We have always been spreading the news that Tracy Brigden is a major force in Pittsburgh . . . and that City Theatre (of which TB is Artistic Director) is right next to her. We are now pleased that a new chapter joins their stages: City Theatre and Classic Lines Bookstore will be hosting Bryan Cranston in Conversation with Tracy Brigden. The afternoon with the acclaimed Emmy and Tony Award-winning actor (his portrayals of LBJ and Trumbo remain forever etched in our minds) is on November 20, beginning at 4 p.m. Expect he and she to have a conversation about art, his life and career. fzeneioi
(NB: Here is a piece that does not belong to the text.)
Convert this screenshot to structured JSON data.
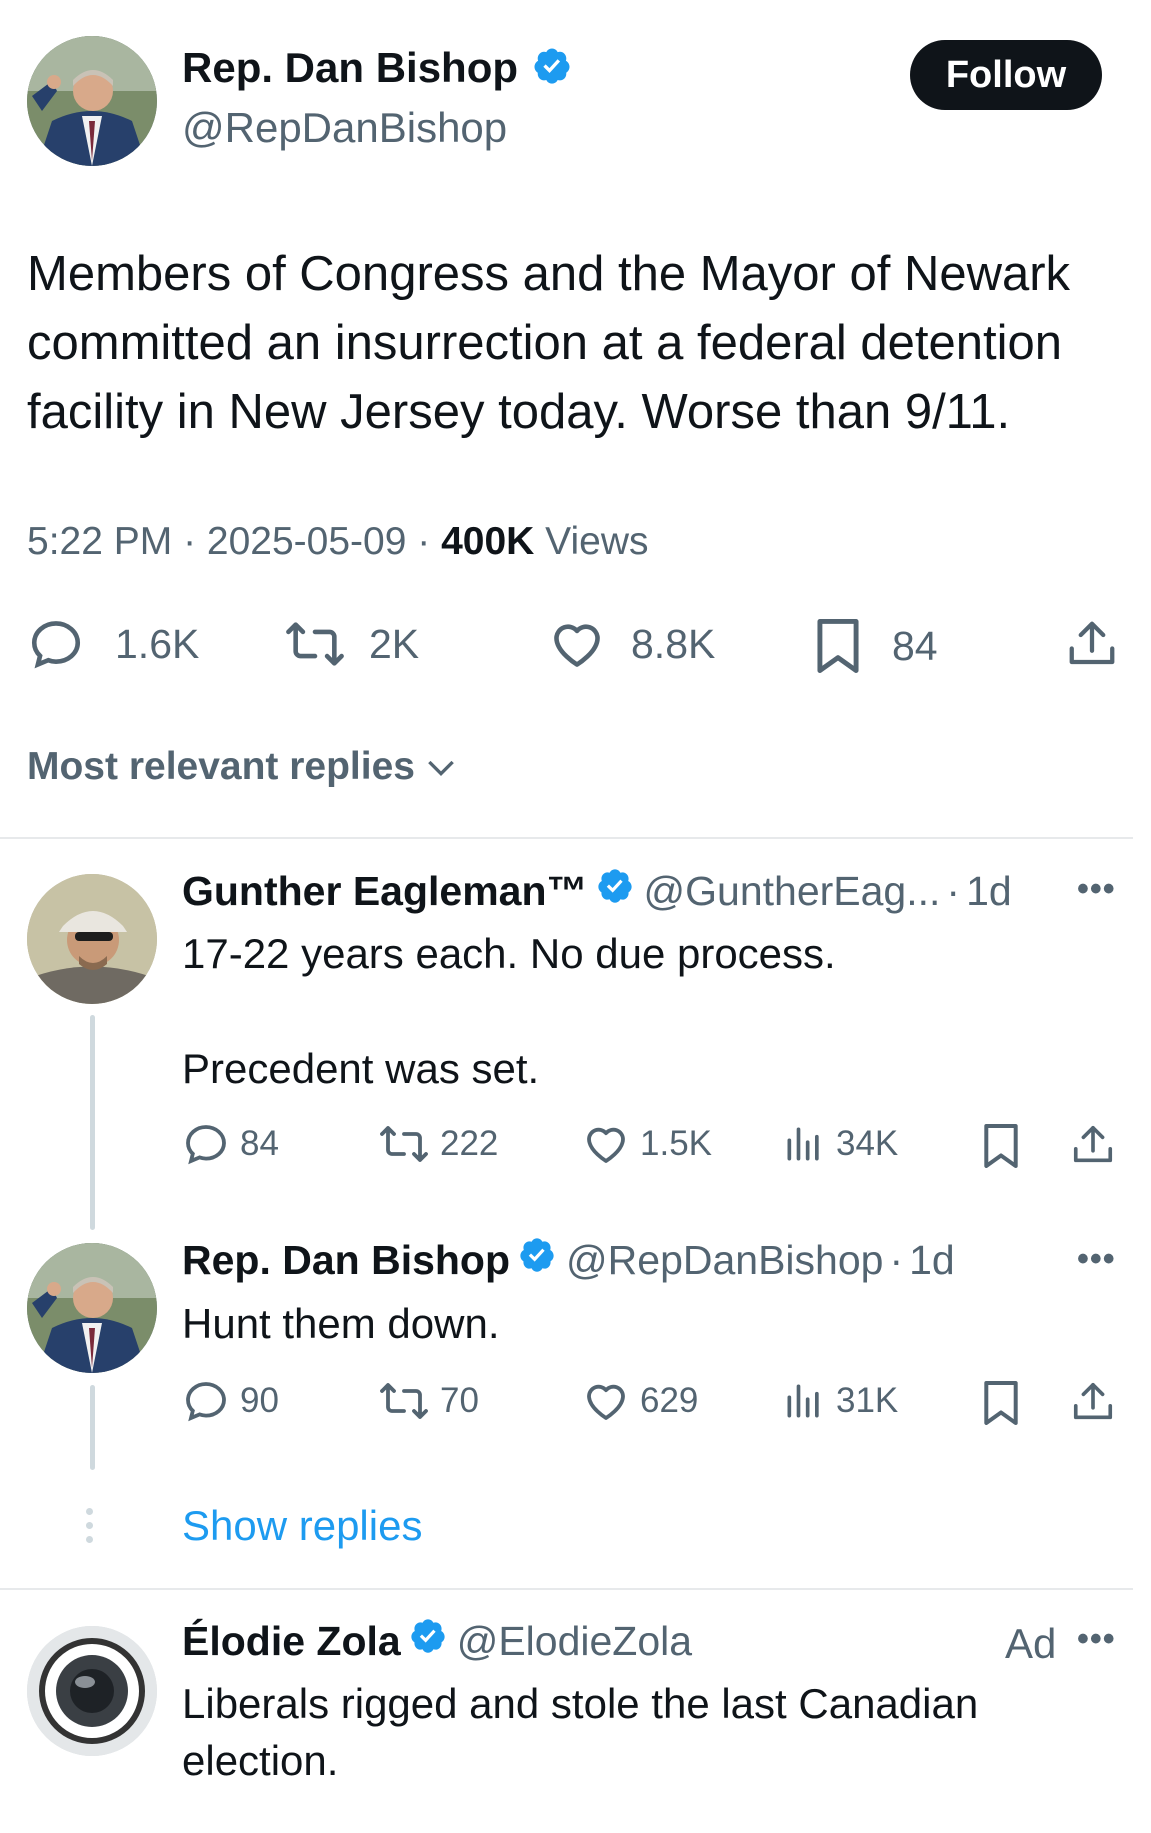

Tickets for Bryan Cranston in Conversation with Tracy Brigden go on sale, October 31, at 10 a.m. and are $35. Each ticket includes a copy of Cranston’s autobiography A Life in Parts signed by the author. Seating is general admission. City Theatre season subscribers can save on per-ticket fees by calling the box office to order. Tickets can be purchased by calling 412-431-2489 or at CityTheatreCompany.org.

His memoir is riveting memoir. The actor traces his zigzag journey from his chaotic childhood to mega stardom by vividly revisiting the many parts he’s played, on camera (think astronaut, dentist, detective, candy bar spokesperson, President of the United States) and off (paperboy, farmhand, security guard, dating consultant, murder suspect, dock loader, son, brother, lover, husband, father).unnamed-1

Discussing his failures as few men do, describing his work as few actors can, Cranston has much to say about innate talent, its benefits, challenges and proper maintenance, but ultimately A Life in Parts is about the necessity and transformative power of hard work. Savor that during his preteen years, he encountered a young Charles Manson while riding a horse at the Spahn Ranch. (This happened about a year before the nightmare.)

Expect a Sunday with Bryan in the Theatre to be blessing . .  and not because Cranston was ordained as a minister by the Universal Life Church, performing weddings at $150 a pop to help his income.

More information to remember: Classic Lines is an independent bookstore located at 5825 Forbes Avenue in Squirrel Hill. Owned by Dan Iddings, a former librarian, the bookstore welcomes readers of all ages, from babies to baby-boomers, with a selection of books that cross all borders, in a cozy, casual setting.